It’s strange to think that William’s journey of affected masculinity began with the desperate eagerness to please the little girl next door which marks this story.

She is fed up with having “rice-mould” for pudding every evening. He promises her blacmange. Fortunately, his parents are hosting a party that evening so some is available in the larder…

This is a story with plenty of Williamesque monologues (“It’s a young folks’ party, I heard you tell Aunt Jane it was a young folks’ party. Well, I’m young, aren’t I? I’m eleven. Do you want me any younger? You aren’t ashamed of folks seeing me, are you! I’m not deformed or anything”) and behaviour: the scene in which he attacked an attractive pile of pears, eating the inside of each fruit and placing it back so as to look outwardly untouched, lingers in the memory!

Did Richmal Crompton have any idea quite what a phenomenon William would become, at this early stage? Who knows…

The facts

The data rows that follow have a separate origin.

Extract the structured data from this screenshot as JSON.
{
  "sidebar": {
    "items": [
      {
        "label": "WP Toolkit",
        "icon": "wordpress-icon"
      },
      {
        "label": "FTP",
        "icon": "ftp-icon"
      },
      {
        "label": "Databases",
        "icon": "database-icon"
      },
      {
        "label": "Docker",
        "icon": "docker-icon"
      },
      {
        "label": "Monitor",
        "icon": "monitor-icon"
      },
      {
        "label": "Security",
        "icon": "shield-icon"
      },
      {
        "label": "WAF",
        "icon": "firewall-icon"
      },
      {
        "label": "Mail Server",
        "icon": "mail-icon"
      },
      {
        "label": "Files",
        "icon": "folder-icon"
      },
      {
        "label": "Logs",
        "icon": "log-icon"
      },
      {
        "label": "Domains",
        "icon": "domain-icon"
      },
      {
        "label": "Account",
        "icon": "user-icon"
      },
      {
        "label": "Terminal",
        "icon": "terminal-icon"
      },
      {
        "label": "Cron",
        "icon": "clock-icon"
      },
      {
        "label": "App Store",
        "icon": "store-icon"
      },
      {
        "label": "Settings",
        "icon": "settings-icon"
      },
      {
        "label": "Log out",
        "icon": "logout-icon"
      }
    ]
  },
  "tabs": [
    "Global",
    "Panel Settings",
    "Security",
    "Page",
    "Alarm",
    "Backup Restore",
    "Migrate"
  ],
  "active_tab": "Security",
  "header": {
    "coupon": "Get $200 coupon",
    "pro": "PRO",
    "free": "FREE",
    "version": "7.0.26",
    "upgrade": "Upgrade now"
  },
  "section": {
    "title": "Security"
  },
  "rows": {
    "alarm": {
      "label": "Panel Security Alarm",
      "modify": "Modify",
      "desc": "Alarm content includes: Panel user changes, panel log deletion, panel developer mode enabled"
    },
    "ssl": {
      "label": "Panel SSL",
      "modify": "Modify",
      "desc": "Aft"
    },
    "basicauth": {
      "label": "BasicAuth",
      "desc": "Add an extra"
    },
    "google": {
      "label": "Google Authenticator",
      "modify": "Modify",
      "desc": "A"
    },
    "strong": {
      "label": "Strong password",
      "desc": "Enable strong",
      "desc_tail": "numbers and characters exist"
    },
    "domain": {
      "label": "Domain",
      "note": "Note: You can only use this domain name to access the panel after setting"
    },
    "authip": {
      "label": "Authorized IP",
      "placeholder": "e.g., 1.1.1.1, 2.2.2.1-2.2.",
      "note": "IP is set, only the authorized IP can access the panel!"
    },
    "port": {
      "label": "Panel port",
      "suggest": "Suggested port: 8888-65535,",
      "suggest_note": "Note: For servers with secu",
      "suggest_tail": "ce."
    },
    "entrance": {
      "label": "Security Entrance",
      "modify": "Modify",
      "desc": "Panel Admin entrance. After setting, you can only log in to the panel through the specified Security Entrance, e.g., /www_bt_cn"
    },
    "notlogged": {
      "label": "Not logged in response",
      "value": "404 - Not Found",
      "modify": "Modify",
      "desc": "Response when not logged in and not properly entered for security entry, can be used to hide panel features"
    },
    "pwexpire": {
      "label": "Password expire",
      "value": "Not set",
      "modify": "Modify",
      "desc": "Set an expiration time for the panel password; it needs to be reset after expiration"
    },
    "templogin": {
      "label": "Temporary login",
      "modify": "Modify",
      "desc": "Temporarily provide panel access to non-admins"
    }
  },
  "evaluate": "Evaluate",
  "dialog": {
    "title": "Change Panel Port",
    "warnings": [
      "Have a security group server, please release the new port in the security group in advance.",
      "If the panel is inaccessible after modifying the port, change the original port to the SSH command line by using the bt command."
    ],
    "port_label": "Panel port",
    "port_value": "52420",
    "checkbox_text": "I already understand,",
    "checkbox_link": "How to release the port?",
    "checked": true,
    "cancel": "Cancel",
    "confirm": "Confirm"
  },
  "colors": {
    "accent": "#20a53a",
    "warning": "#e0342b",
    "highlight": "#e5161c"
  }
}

“Would you like to go to Cousin Sybil’s wedding?” Mrs Brown said.
“No, I wu’nt,” said William without hesitation.
“Wouldn’t you like to go dressed up?” she said.
“Red Injun?” said William with a gleam of hope.
“Er… no, not exactly.”

  • Number: 1.9
  • Published: 1922 (1919 in magazine form)
  • Book: Just William
  • Synopsis: William is forced to be a page at a family wedding.


If the idea of going to a wedding as a page-boy, “dressed up” in – horror of horrors – some of sister Ethel’s old clothes, is not an affront to William, then nothing is.

And, to make matters worse, the scandal makes its way around the village and he becomes the butt of every boyish joke for miles around.

“There’s nothing mediæval or romantic about William,” Mrs Brown said.

But, when the dreadful day finally arrives, William meets the maid-of-honour, his 11-year-old cousin Dorita (I wonder if she ever grew up?), for the first time. “‘Are you keen on this piffling wedding affair?’ she went on carelessly, ‘’cause I jolly well tell you I’m not.'”

A kindred spirit!

She not only detested fancy wedding clothes, but shared William’s passion for carrying mice around in the pocket, for “mountaineering” in the form of climbing up a garden fence, and more.

“If I’d got to marry,” she reveals, “I’d as soon marry you as anyone.” “I wu’nt mind,” replies William. “But,” he adds hastily, “in ornery clothes.”

The idea of a female William – ageing or otherwise – could have taken the series in a whole different direction. But this was Dorita’s only appearance so the wedding of the future may remain an aspiration…